There’s more metalwork underneath the tail, with a neat aluminum blank-off plate to keep muck off the repackaged electronics.
Antti fabricated an aluminum belly pan too—not only to tie the design together, but also to protect the front spark plug from spray from the front tire. It’s finished off with a 3D printed grill in front, and there are 3D printed radiator covers higher up.
He kept the SV’s 17” wheels, but added wheel covers and wrapped them in Michelin supermoto tires. The front forks are stock, but they’ve been lowered, and upgraded with new internals and preload adjusters. The rear shock’s been scalped from a Kawasaki ZX-10R, and the bike now sits a couple of inches lower than stock.
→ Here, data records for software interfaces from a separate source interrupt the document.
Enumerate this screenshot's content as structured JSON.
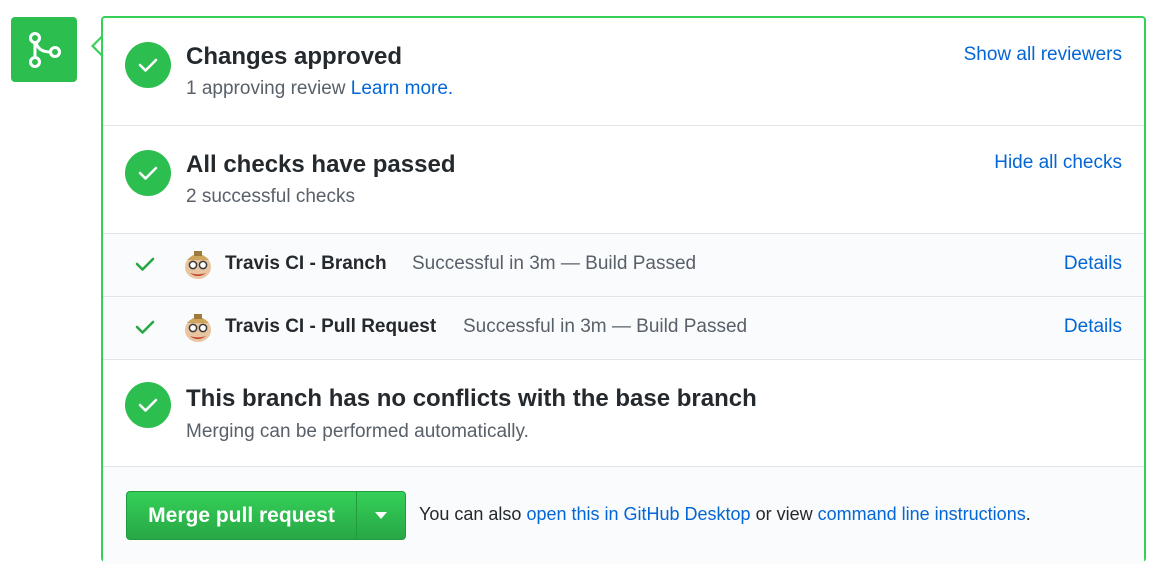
{
  "approvals": {
    "title": "Changes approved",
    "subtitle": "1 approving review",
    "learn_more": "Learn more.",
    "action": "Show all reviewers"
  },
  "checks": {
    "title": "All checks have passed",
    "subtitle": "2 successful checks",
    "action": "Hide all checks",
    "items": [
      {
        "name": "Travis CI - Branch",
        "status": "Successful in 3m — Build Passed",
        "details": "Details"
      },
      {
        "name": "Travis CI - Pull Request",
        "status": "Successful in 3m — Build Passed",
        "details": "Details"
      }
    ]
  },
  "conflicts": {
    "title": "This branch has no conflicts with the base branch",
    "subtitle": "Merging can be performed automatically."
  },
  "merge": {
    "button_label": "Merge pull request",
    "help_prefix": "You can also",
    "desktop_link": "open this in GitHub Desktop",
    "help_middle": "or view",
    "cli_link": "command line instructions",
    "help_suffix": "."
  },
  "colors": {
    "success": "#2cbe4e",
    "border": "#34d058",
    "link": "#0366d6"
  },
  "icons": {
    "badge": "git-merge-icon",
    "status": "check-circle-icon",
    "row_status": "check-icon",
    "avatar": "travis-ci-avatar",
    "dropdown": "caret-down-icon"
  }
}
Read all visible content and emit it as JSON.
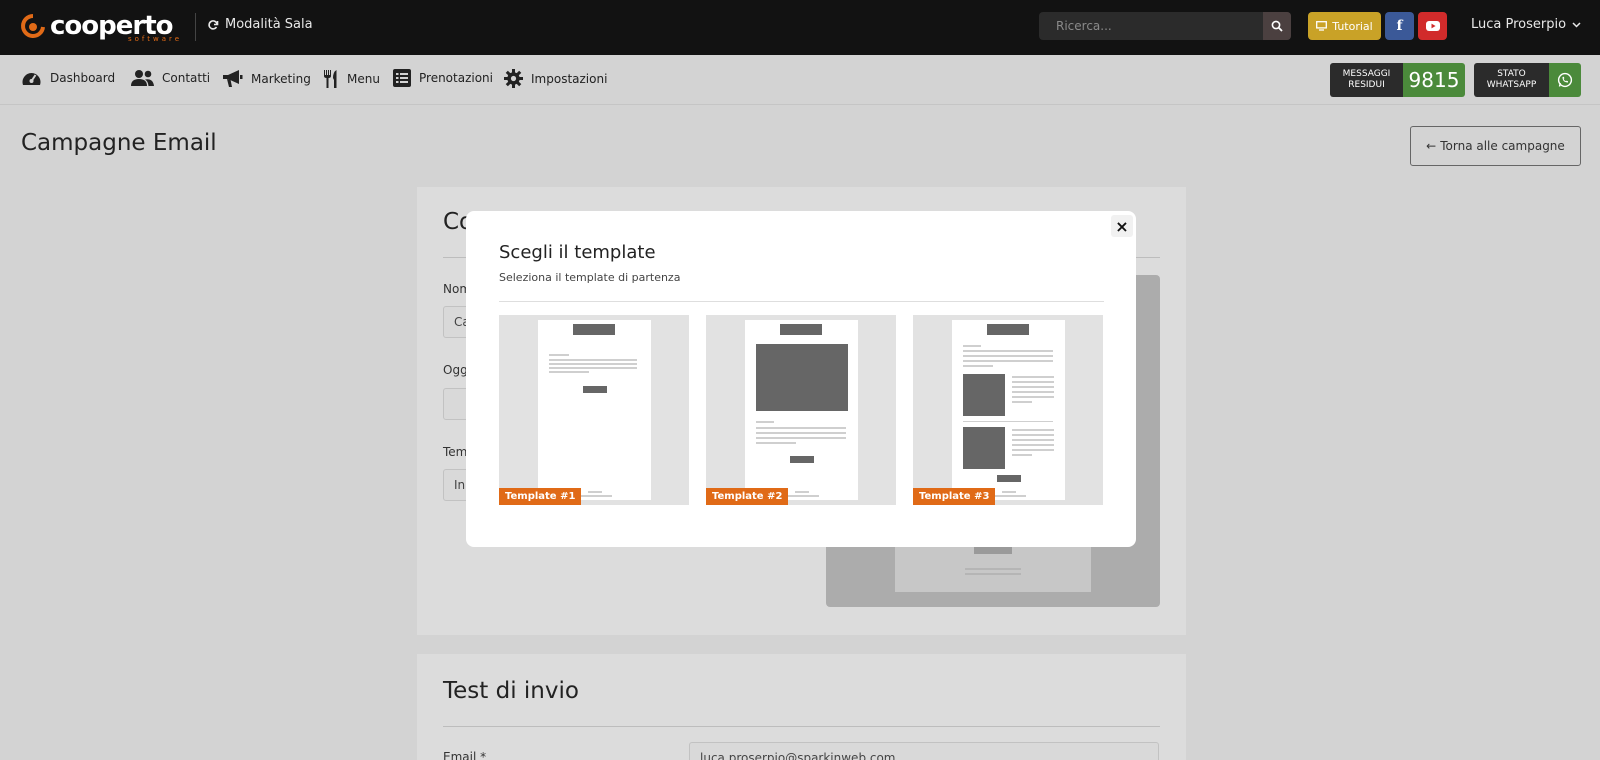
{
  "header": {
    "logo_text": "cooperto",
    "logo_sub": "software",
    "mode_label": "Modalità Sala",
    "search_placeholder": "Ricerca...",
    "tutorial_label": "Tutorial",
    "user_name": "Luca Proserpio"
  },
  "nav": {
    "items": [
      {
        "label": "Dashboard",
        "icon": "dashboard-icon"
      },
      {
        "label": "Contatti",
        "icon": "users-icon"
      },
      {
        "label": "Marketing",
        "icon": "megaphone-icon"
      },
      {
        "label": "Menu",
        "icon": "utensils-icon"
      },
      {
        "label": "Prenotazioni",
        "icon": "list-icon"
      },
      {
        "label": "Impostazioni",
        "icon": "gear-icon"
      }
    ],
    "messages_label_1": "MESSAGGI",
    "messages_label_2": "RESIDUI",
    "messages_count": "9815",
    "whatsapp_label_1": "STATO",
    "whatsapp_label_2": "WHATSAPP"
  },
  "page": {
    "title": "Campagne Email",
    "back_button": "Torna alle campagne"
  },
  "form": {
    "card_title": "Co",
    "name_label": "Nom",
    "name_value": "Ca",
    "subject_label": "Ogg",
    "template_label": "Tem",
    "template_value": "In"
  },
  "test": {
    "title": "Test di invio",
    "email_label": "Email *",
    "email_value": "luca.proserpio@sparkinweb.com"
  },
  "modal": {
    "title": "Scegli il template",
    "subtitle": "Seleziona il template di partenza",
    "close_symbol": "×",
    "templates": [
      {
        "label": "Template #1"
      },
      {
        "label": "Template #2"
      },
      {
        "label": "Template #3"
      }
    ]
  },
  "colors": {
    "topbar": "#121212",
    "accent_orange": "#e06a17",
    "tutorial_gold": "#c9a227",
    "facebook": "#3b5998",
    "youtube": "#d12b2b",
    "whatsapp_green": "#4b8a3b"
  }
}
Other add-ons include fork protectors, braided stainless steel hoses and tighter gearing. Antti relocated the foot pegs to sit further forward, and installed pullback risers and oversized Neken Jared Mees replica flat track bars. The throttle’s a DIY ‘quick throttle’ setup.
The number boards are custom, but Antti’s designed the bodywork to look just as good without them. There’s a projector poking out the front board, with Motogadget turn signals all-round, and a Motogadget speedo. A pair of off-the-shelf titanium mufflers adds the final touch; they’re mated to the headers via a custom-made Y-connector.
Antti handled the slick white and silver paint himself, topping it off with race numbers and mock AMA stickers. “I love all sorts of race vehicle aesthetics,” he says. “The race numbers, sponsor stickers, and no-nonsense way of making radical machines that go fast.”
“But what race bikes are not, is comfortable for everyday use. And I wanted to build something easy and fun, that doesn’t hurt your body after a few kilometers. The saddle looks hard but is actually quite comfortable to sit on—or it might be that I have got used to road racing foam seats!”
We’re not convinced about the seat being comfortable, but one thing’s for sure: this street tracker looks hella fun. More SV650 customs like this one, please.